• [Task requirements]: Copy task. Retype the whole listing exactly, omitting any picture in it.

···

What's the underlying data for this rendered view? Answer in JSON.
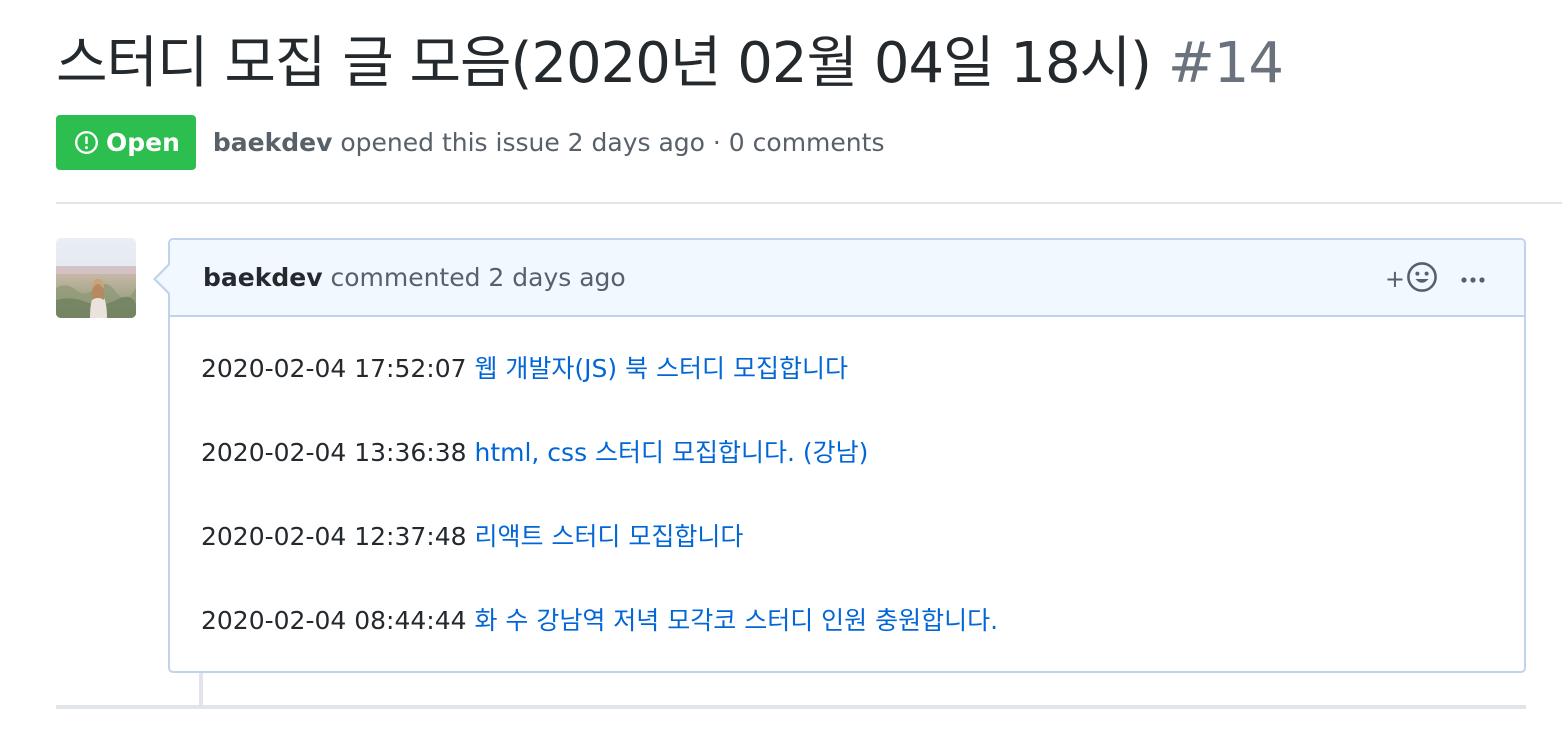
{
  "issue": {
    "title": "스터디 모집 글 모음(2020년 02월 04일 18시)",
    "number": "#14",
    "state": "Open",
    "author": "baekdev",
    "meta_suffix": "opened this issue 2 days ago · 0 comments"
  },
  "comment": {
    "author": "baekdev",
    "action": "commented 2 days ago",
    "reaction_plus": "+",
    "entries": [
      {
        "timestamp": "2020-02-04 17:52:07",
        "link_text": "웹 개발자(JS) 북 스터디 모집합니다"
      },
      {
        "timestamp": "2020-02-04 13:36:38",
        "link_text": "html, css 스터디 모집합니다. (강남)"
      },
      {
        "timestamp": "2020-02-04 12:37:48",
        "link_text": "리액트 스터디 모집합니다"
      },
      {
        "timestamp": "2020-02-04 08:44:44",
        "link_text": "화 수 강남역 저녁 모각코 스터디 인원 충원합니다."
      }
    ]
  },
  "icons": {
    "state": "issue-opened-icon",
    "reaction": "smiley-icon",
    "more": "kebab-horizontal-icon",
    "avatar": "user-avatar"
  },
  "colors": {
    "open_green": "#2cbe4e",
    "link_blue": "#0366d6",
    "header_blue_bg": "#f1f8ff",
    "header_blue_border": "#c0d3eb",
    "muted_text": "#586069",
    "number_gray": "#6a737d"
  }
}
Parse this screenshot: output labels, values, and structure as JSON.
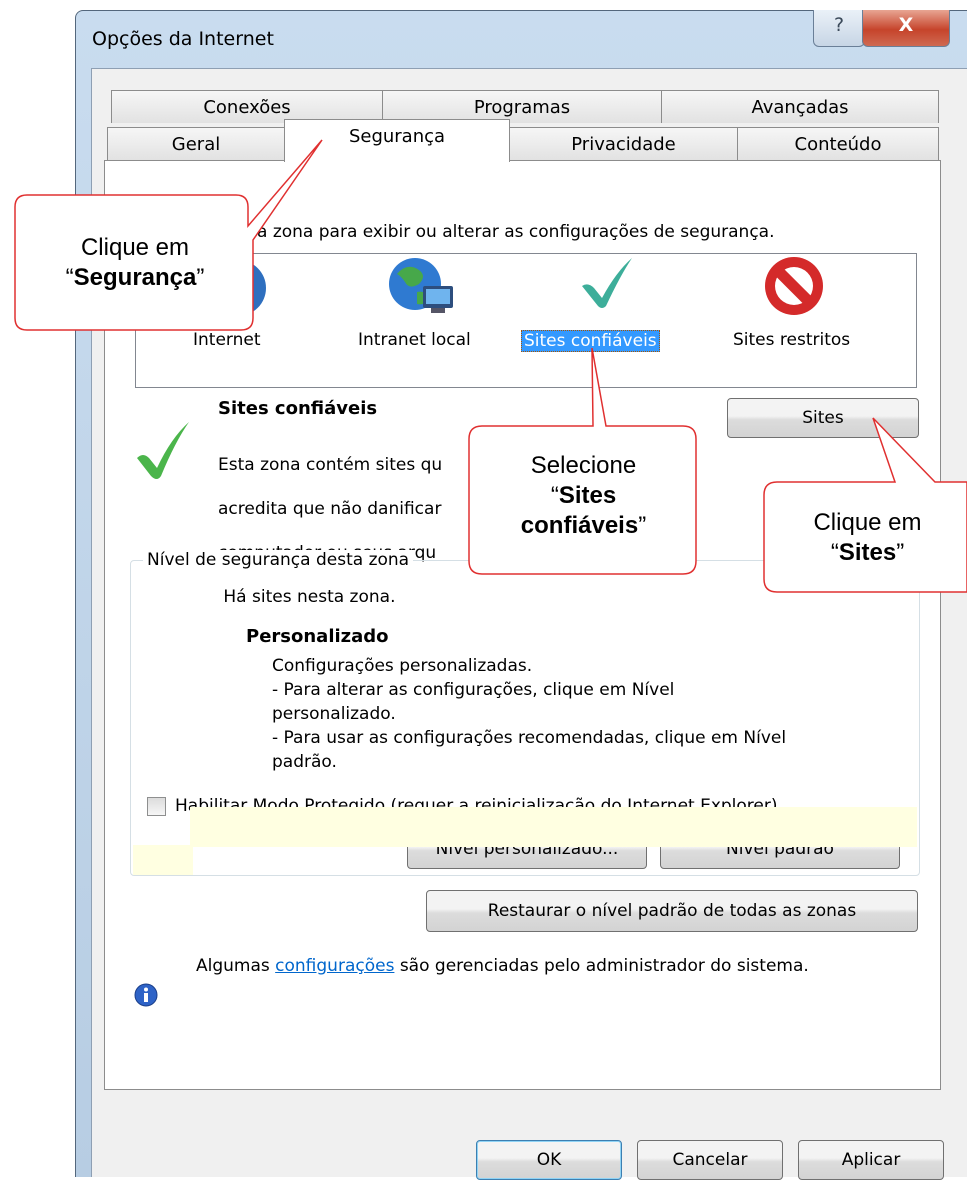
{
  "window": {
    "title": "Opções da Internet",
    "help_glyph": "?",
    "close_glyph": "X"
  },
  "tabs": {
    "row_top": [
      "Conexões",
      "Programas",
      "Avançadas"
    ],
    "row_bottom": [
      "Geral",
      "Segurança",
      "Privacidade",
      "Conteúdo"
    ],
    "selected": "Segurança"
  },
  "security": {
    "instruction": "Selecione uma zona para exibir ou alterar as configurações de segurança.",
    "instruction_visible": "a zona para exibir ou alterar as configurações de segurança.",
    "zones": [
      {
        "label": "Internet",
        "visible_label": "Internet",
        "icon": "globe-icon"
      },
      {
        "label": "Intranet local",
        "icon": "intranet-globe-icon"
      },
      {
        "label": "Sites confiáveis",
        "icon": "checkmark-icon",
        "selected": true
      },
      {
        "label": "Sites restritos",
        "icon": "no-entry-icon"
      }
    ],
    "zone_title": "Sites confiáveis",
    "zone_desc_lines": [
      "Esta zona contém sites qu",
      "acredita que não danificar",
      "computador ou seus arqu",
      " Há sites nesta zona."
    ],
    "sites_button": "Sites",
    "level_group_label": "Nível de segurança desta zona",
    "level_name": "Personalizado",
    "level_desc_lines": [
      "Configurações personalizadas.",
      "- Para alterar as configurações, clique em Nível",
      "personalizado.",
      "- Para usar as configurações recomendadas, clique em Nível",
      "padrão."
    ],
    "protected_mode_label": "Habilitar Modo Protegido (requer a reinicialização do Internet Explorer)",
    "protected_mode_checked": false,
    "custom_level_button": "Nível personalizado...",
    "default_level_button": "Nível padrão",
    "reset_all_button": "Restaurar o nível padrão de todas as zonas",
    "admin_note_prefix": "Algumas ",
    "admin_note_link": "configurações",
    "admin_note_suffix": " são gerenciadas pelo administrador do sistema."
  },
  "footer": {
    "ok": "OK",
    "cancel": "Cancelar",
    "apply": "Aplicar"
  },
  "callouts": {
    "segurança": {
      "line1": "Clique em",
      "open_quote": "“",
      "bold": "Segurança",
      "close_quote": "”"
    },
    "sites_confiaveis": {
      "line1": "Selecione",
      "open_quote": "“",
      "bold1": "Sites",
      "bold2": "confiáveis",
      "close_quote": "”"
    },
    "sites": {
      "line1": "Clique em",
      "open_quote": "“",
      "bold": "Sites",
      "close_quote": "”"
    }
  },
  "colors": {
    "selection": "#3399ff",
    "callout_border": "#e03030",
    "info_bar": "#ffffe1",
    "link": "#0066cc"
  }
}
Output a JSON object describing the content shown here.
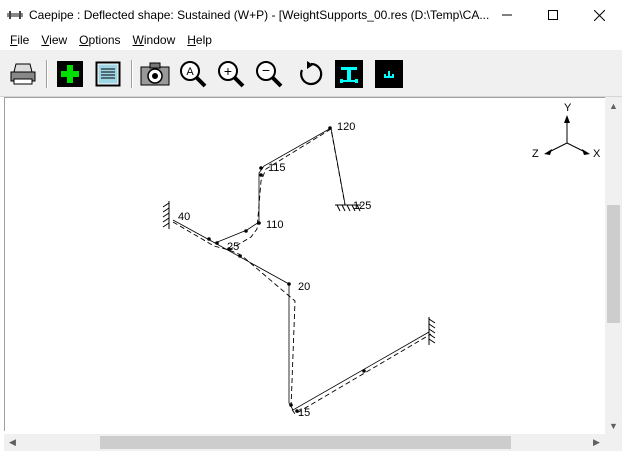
{
  "window": {
    "title": "Caepipe : Deflected shape: Sustained (W+P) -  [WeightSupports_00.res (D:\\Temp\\CA..."
  },
  "menu": [
    {
      "label": "File",
      "key": "F",
      "rest": "ile"
    },
    {
      "label": "View",
      "key": "V",
      "rest": "iew"
    },
    {
      "label": "Options",
      "key": "O",
      "rest": "ptions"
    },
    {
      "label": "Window",
      "key": "W",
      "rest": "indow"
    },
    {
      "label": "Help",
      "key": "H",
      "rest": "elp"
    }
  ],
  "toolbar": {
    "zoom_auto_glyph": "A",
    "zoom_in_glyph": "+",
    "zoom_out_glyph": "−"
  },
  "axes": {
    "y_label": "Y",
    "z_label": "Z",
    "x_label": "X"
  },
  "nodes": {
    "n120": "120",
    "n115": "115",
    "n125": "125",
    "n40": "40",
    "n110": "110",
    "n25": "25",
    "n20": "20",
    "n15": "15"
  },
  "colors": {
    "accent_teal": "#00ffff",
    "toolbar_bg": "#f0f0f0"
  }
}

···

• [Task response]:
What's the underlying data for this rendered view? Answer in JSON.
{
  "issue": {
    "title": "스터디 모집 글 모음(2020년 02월 04일 18시)",
    "number": "#14",
    "state": "Open",
    "author": "baekdev",
    "meta_suffix": "opened this issue 2 days ago · 0 comments"
  },
  "comment": {
    "author": "baekdev",
    "action": "commented 2 days ago",
    "reaction_plus": "+",
    "entries": [
      {
        "timestamp": "2020-02-04 17:52:07",
        "link_text": "웹 개발자(JS) 북 스터디 모집합니다"
      },
      {
        "timestamp": "2020-02-04 13:36:38",
        "link_text": "html, css 스터디 모집합니다. (강남)"
      },
      {
        "timestamp": "2020-02-04 12:37:48",
        "link_text": "리액트 스터디 모집합니다"
      },
      {
        "timestamp": "2020-02-04 08:44:44",
        "link_text": "화 수 강남역 저녁 모각코 스터디 인원 충원합니다."
      }
    ]
  },
  "icons": {
    "state": "issue-opened-icon",
    "reaction": "smiley-icon",
    "more": "kebab-horizontal-icon",
    "avatar": "user-avatar"
  },
  "colors": {
    "open_green": "#2cbe4e",
    "link_blue": "#0366d6",
    "header_blue_bg": "#f1f8ff",
    "header_blue_border": "#c0d3eb",
    "muted_text": "#586069",
    "number_gray": "#6a737d"
  }
}
Parse this screenshot: output labels, values, and structure as JSON.
{
  "window": {
    "title": "Opções da Internet",
    "help_glyph": "?",
    "close_glyph": "X"
  },
  "tabs": {
    "row_top": [
      "Conexões",
      "Programas",
      "Avançadas"
    ],
    "row_bottom": [
      "Geral",
      "Segurança",
      "Privacidade",
      "Conteúdo"
    ],
    "selected": "Segurança"
  },
  "security": {
    "instruction": "Selecione uma zona para exibir ou alterar as configurações de segurança.",
    "instruction_visible": "a zona para exibir ou alterar as configurações de segurança.",
    "zones": [
      {
        "label": "Internet",
        "visible_label": "Internet",
        "icon": "globe-icon"
      },
      {
        "label": "Intranet local",
        "icon": "intranet-globe-icon"
      },
      {
        "label": "Sites confiáveis",
        "icon": "checkmark-icon",
        "selected": true
      },
      {
        "label": "Sites restritos",
        "icon": "no-entry-icon"
      }
    ],
    "zone_title": "Sites confiáveis",
    "zone_desc_lines": [
      "Esta zona contém sites qu",
      "acredita que não danificar",
      "computador ou seus arqu",
      " Há sites nesta zona."
    ],
    "sites_button": "Sites",
    "level_group_label": "Nível de segurança desta zona",
    "level_name": "Personalizado",
    "level_desc_lines": [
      "Configurações personalizadas.",
      "- Para alterar as configurações, clique em Nível",
      "personalizado.",
      "- Para usar as configurações recomendadas, clique em Nível",
      "padrão."
    ],
    "protected_mode_label": "Habilitar Modo Protegido (requer a reinicialização do Internet Explorer)",
    "protected_mode_checked": false,
    "custom_level_button": "Nível personalizado...",
    "default_level_button": "Nível padrão",
    "reset_all_button": "Restaurar o nível padrão de todas as zonas",
    "admin_note_prefix": "Algumas ",
    "admin_note_link": "configurações",
    "admin_note_suffix": " são gerenciadas pelo administrador do sistema."
  },
  "footer": {
    "ok": "OK",
    "cancel": "Cancelar",
    "apply": "Aplicar"
  },
  "callouts": {
    "segurança": {
      "line1": "Clique em",
      "open_quote": "“",
      "bold": "Segurança",
      "close_quote": "”"
    },
    "sites_confiaveis": {
      "line1": "Selecione",
      "open_quote": "“",
      "bold1": "Sites",
      "bold2": "confiáveis",
      "close_quote": "”"
    },
    "sites": {
      "line1": "Clique em",
      "open_quote": "“",
      "bold": "Sites",
      "close_quote": "”"
    }
  },
  "colors": {
    "selection": "#3399ff",
    "callout_border": "#e03030",
    "info_bar": "#ffffe1",
    "link": "#0066cc"
  }
}
Output a JSON object describing the content shown here.
{
  "window": {
    "title": "Caepipe : Deflected shape: Sustained (W+P) -  [WeightSupports_00.res (D:\\Temp\\CA..."
  },
  "menu": [
    {
      "label": "File",
      "key": "F",
      "rest": "ile"
    },
    {
      "label": "View",
      "key": "V",
      "rest": "iew"
    },
    {
      "label": "Options",
      "key": "O",
      "rest": "ptions"
    },
    {
      "label": "Window",
      "key": "W",
      "rest": "indow"
    },
    {
      "label": "Help",
      "key": "H",
      "rest": "elp"
    }
  ],
  "toolbar": {
    "zoom_auto_glyph": "A",
    "zoom_in_glyph": "+",
    "zoom_out_glyph": "−"
  },
  "axes": {
    "y_label": "Y",
    "z_label": "Z",
    "x_label": "X"
  },
  "nodes": {
    "n120": "120",
    "n115": "115",
    "n125": "125",
    "n40": "40",
    "n110": "110",
    "n25": "25",
    "n20": "20",
    "n15": "15"
  },
  "colors": {
    "accent_teal": "#00ffff",
    "toolbar_bg": "#f0f0f0"
  }
}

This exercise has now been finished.